WHAT YOU ARE ASKED TO DO - Wherever a picture appears, leave it out; set down everything else in the records exactly.

SUPPLIED MATERIAL -

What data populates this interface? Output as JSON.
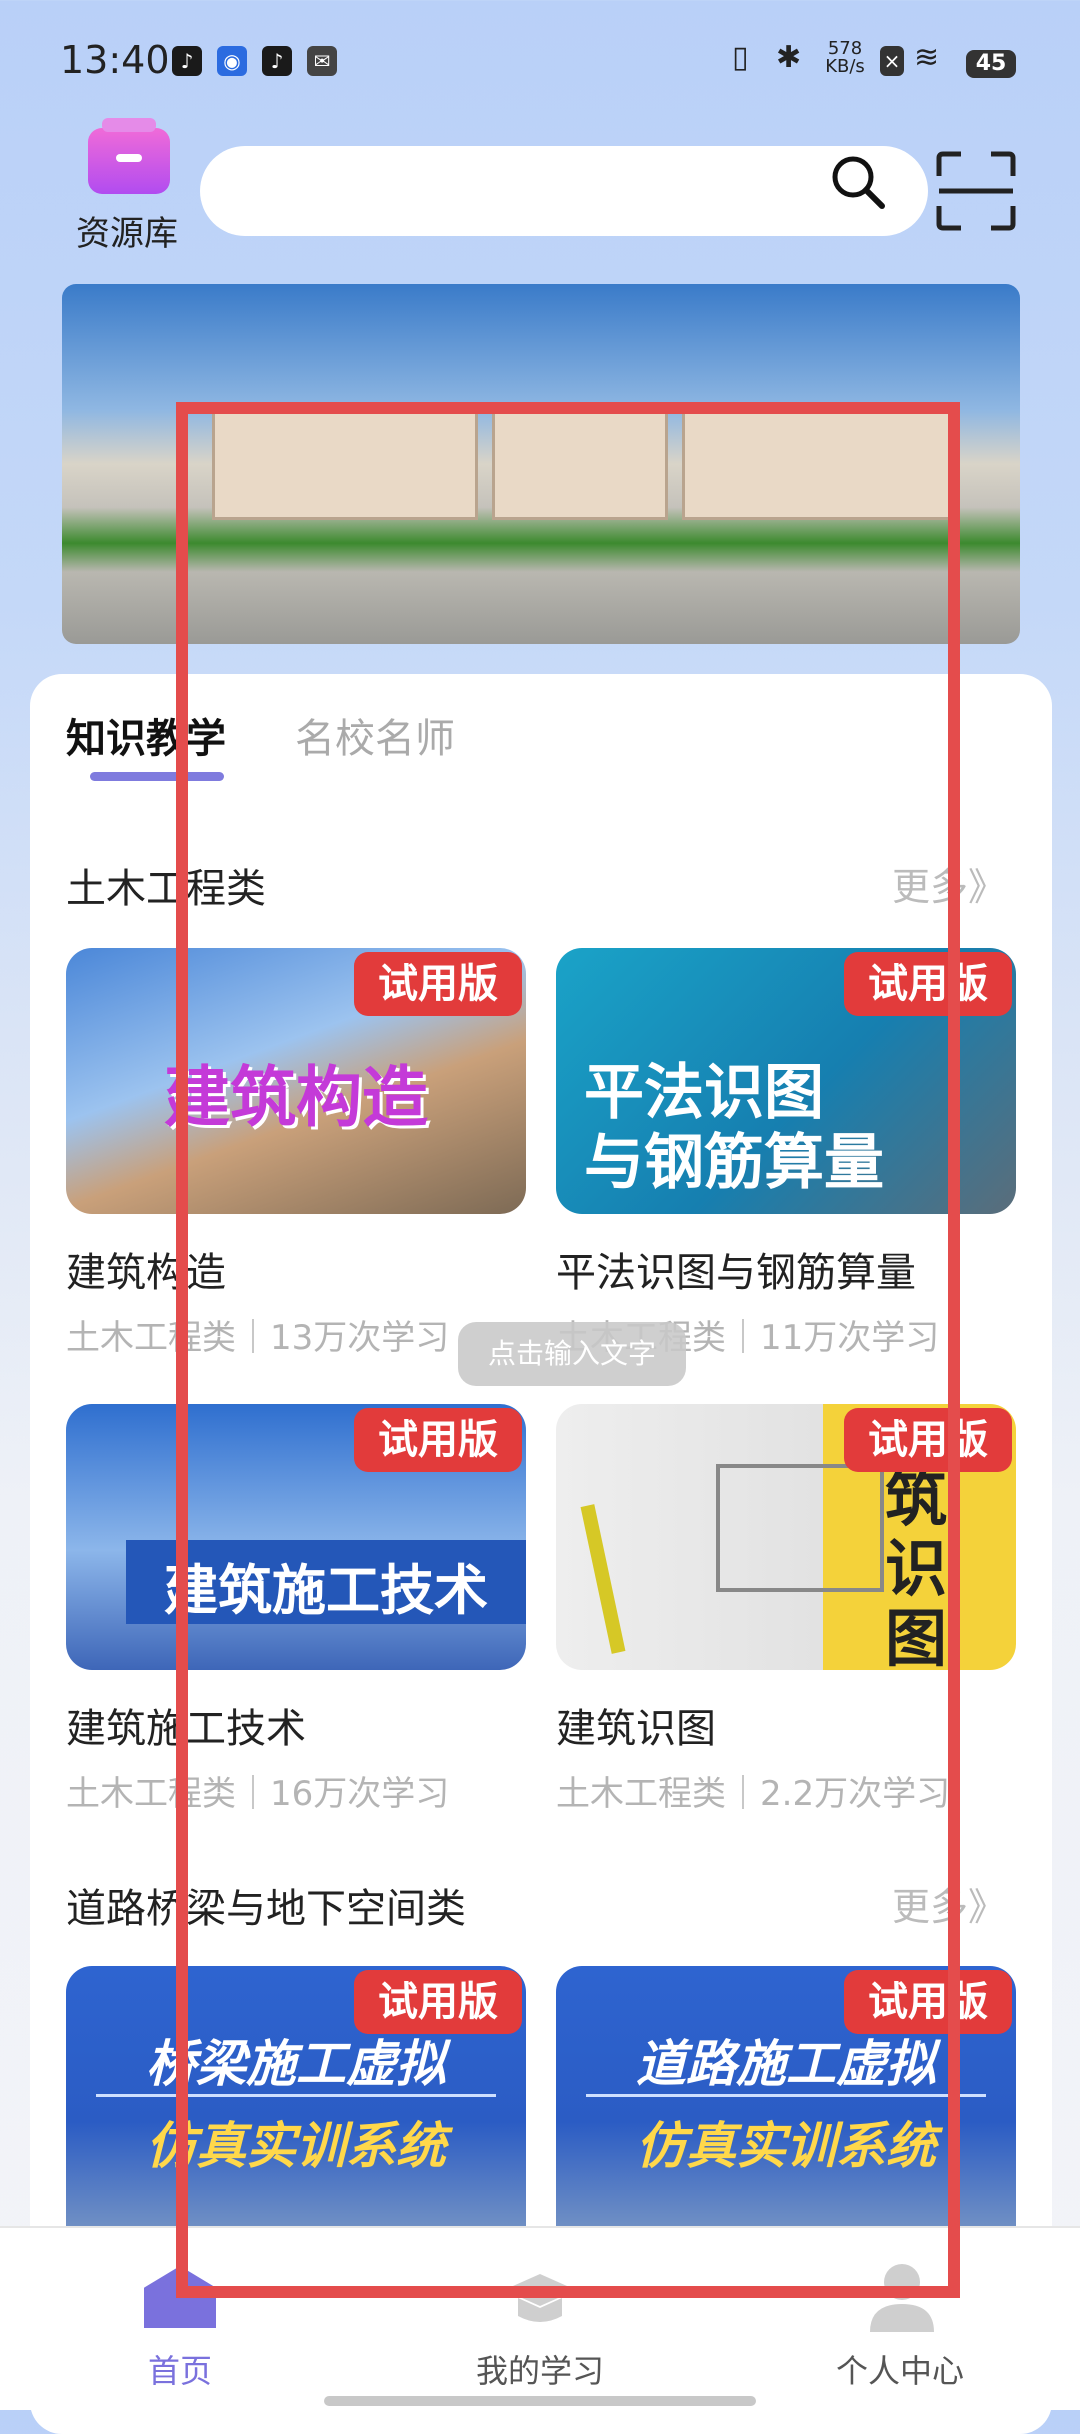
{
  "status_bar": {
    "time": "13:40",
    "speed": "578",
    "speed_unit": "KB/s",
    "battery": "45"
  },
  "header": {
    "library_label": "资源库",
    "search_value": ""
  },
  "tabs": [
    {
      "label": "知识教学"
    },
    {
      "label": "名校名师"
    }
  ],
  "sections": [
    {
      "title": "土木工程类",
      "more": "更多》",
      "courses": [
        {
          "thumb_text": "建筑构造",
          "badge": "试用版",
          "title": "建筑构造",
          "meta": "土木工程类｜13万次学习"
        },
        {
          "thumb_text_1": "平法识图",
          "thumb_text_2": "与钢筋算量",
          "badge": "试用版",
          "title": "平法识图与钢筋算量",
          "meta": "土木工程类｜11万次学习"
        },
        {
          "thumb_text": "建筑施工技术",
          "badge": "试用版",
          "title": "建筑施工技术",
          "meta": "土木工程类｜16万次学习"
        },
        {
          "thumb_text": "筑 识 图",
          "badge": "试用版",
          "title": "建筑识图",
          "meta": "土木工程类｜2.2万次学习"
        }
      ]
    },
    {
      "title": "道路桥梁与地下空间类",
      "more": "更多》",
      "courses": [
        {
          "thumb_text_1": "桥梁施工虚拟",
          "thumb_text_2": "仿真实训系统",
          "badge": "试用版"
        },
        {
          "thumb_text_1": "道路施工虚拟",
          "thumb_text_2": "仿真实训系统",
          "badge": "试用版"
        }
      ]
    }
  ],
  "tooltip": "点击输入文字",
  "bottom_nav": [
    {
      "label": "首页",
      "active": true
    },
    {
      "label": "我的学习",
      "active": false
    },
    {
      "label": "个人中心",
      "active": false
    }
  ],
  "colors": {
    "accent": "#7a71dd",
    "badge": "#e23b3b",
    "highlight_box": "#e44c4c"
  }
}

RESPONSE TO THIS TASK -
What data populates this interface? Output as JSON.
{
  "status_bar": {
    "time": "13:40",
    "speed": "578",
    "speed_unit": "KB/s",
    "battery": "45"
  },
  "header": {
    "library_label": "资源库",
    "search_value": ""
  },
  "tabs": [
    {
      "label": "知识教学"
    },
    {
      "label": "名校名师"
    }
  ],
  "sections": [
    {
      "title": "土木工程类",
      "more": "更多》",
      "courses": [
        {
          "thumb_text": "建筑构造",
          "badge": "试用版",
          "title": "建筑构造",
          "meta": "土木工程类｜13万次学习"
        },
        {
          "thumb_text_1": "平法识图",
          "thumb_text_2": "与钢筋算量",
          "badge": "试用版",
          "title": "平法识图与钢筋算量",
          "meta": "土木工程类｜11万次学习"
        },
        {
          "thumb_text": "建筑施工技术",
          "badge": "试用版",
          "title": "建筑施工技术",
          "meta": "土木工程类｜16万次学习"
        },
        {
          "thumb_text": "筑 识 图",
          "badge": "试用版",
          "title": "建筑识图",
          "meta": "土木工程类｜2.2万次学习"
        }
      ]
    },
    {
      "title": "道路桥梁与地下空间类",
      "more": "更多》",
      "courses": [
        {
          "thumb_text_1": "桥梁施工虚拟",
          "thumb_text_2": "仿真实训系统",
          "badge": "试用版"
        },
        {
          "thumb_text_1": "道路施工虚拟",
          "thumb_text_2": "仿真实训系统",
          "badge": "试用版"
        }
      ]
    }
  ],
  "tooltip": "点击输入文字",
  "bottom_nav": [
    {
      "label": "首页",
      "active": true
    },
    {
      "label": "我的学习",
      "active": false
    },
    {
      "label": "个人中心",
      "active": false
    }
  ],
  "colors": {
    "accent": "#7a71dd",
    "badge": "#e23b3b",
    "highlight_box": "#e44c4c"
  }
}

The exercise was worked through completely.